Chapman Tripp's KiwiSaver booklet is out again. It's a digest of the Superannuation Schemes Act1989, KiwiSaver Act 2006, KiwiSaver Regulations 2006, and extracts from recent tax legislation. It's a very handy guide. Incidentally, if you want one and you haven't got one call Emma Harding on 357 9291.
This crowd reckon the new electoral finance act is spectacularly badly written - and that's from a crew that are actualy in favour of controls on third parties during election year. They have several excellent posts on the subject. Worth a read if you care about politics, or even, just a way of life that involves having any real choices.
Brilliant quote from the news engine at Asian Banker...
“The policy is an anachronism, a woolly mammoth dug from the Siberian tundra and shipped still frozen to Australia as a structure for banking"
Morgan, chief executive officer, Westpac Banking Corp., Australia, reportedly
criticising the government's four pillars policy that prevents mergers between
the big four
David Morgan, chief executive officer, Westpac Banking Corp., Australia, reportedly criticising the government's four pillars policy that prevents mergers between the big four banks.
It was a shock to hear 1ZB trumpet the supposed fertility benefits of Heinz soup today, when I read a story debunking it already on Saturday.
Trading online is something I do using National Bank's system, which is a nice front-end with bank integration of the First NZ Capital service. I rarely trade - being a buy and hold type with listed equities. However, when I do buy I need data. Yahoo Finance's stock screen is a nice tool, it's free, and the information is great. It would be nice if such tools were so easily available for the NZX and ASX.
On the one hand you have Dave McMillan of the PAA saying that he wants to explain the role of commission better to the MED. On the other you have Pinnacle Life saying that they reckon this is all about hiding evil commissions from the public eye. Who is right?
The legitimate commission disclosure argument runs that this influences the adviser's decision to place business with a particular carrier. True.
The legitimate counter attack to Pinnacle is that their business model includes no third-party distribution - the same as with, say, integrated bank and life insurance outfits, or, AA Life's offer online. These all include a distribution cost, and some are cheaper, and some are more expensive than adviser-sold offers. Should the client see their distribution margin? Or is it just about total cost?
What's more important to clients? The total price for the product or the knowledge that the person accross the table from them will make a tidy sum from the decision they are carefully trying to get the client to take?

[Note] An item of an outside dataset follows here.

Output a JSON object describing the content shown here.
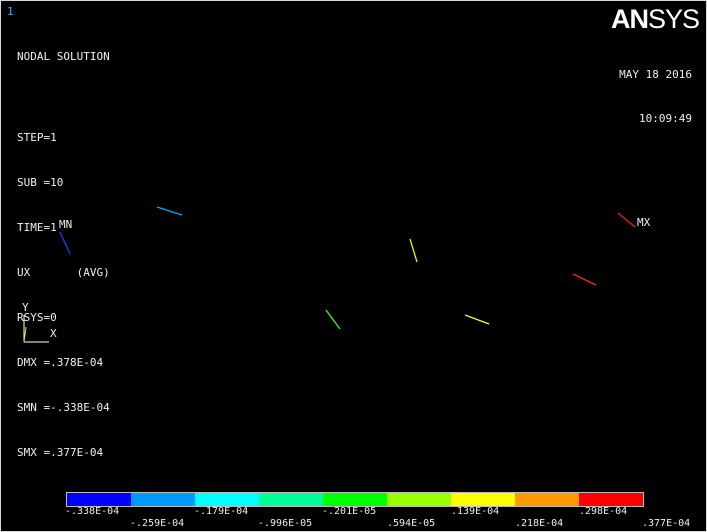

Let's take a little microeconomic view of this problem. A cause for concern amongst advisers should be that because of a desire for relative prosperity economic researchers have found that purchasers in tests will often decline a gain for themselves because it means a greater gain for another. To put it more bluntly, they will sometimes 'cut off their noses to spite their face'. It could mean that with plenty of hard commission disclosure more clients choose not to buy their cover from intermediated sources because they feel they are giving too much away. Even if their interests were best served by the proposal put in front of them.
The New Scientist has this on the effect of obesity on global warming (you can tell its not good news, so don't go thinking you can eat up all the carbon you've been generating). The article is subscription only but you'll get the drift with this short extract (here).
What did amuse me (in the full version) is that Ian Roberts says that obesity is not an individual failing, its something created by gloabl businesses pushing excessive consumption. Of course this must be a different set of global businesses to the ones creating all the eating disorders in young women. It reminded me of this which I found at The Onion - always worth a look.
Click on the image to get a larger version. Careful examination of the T-shirt will show that the caption is: "When is someone going to do something about how fat I am?"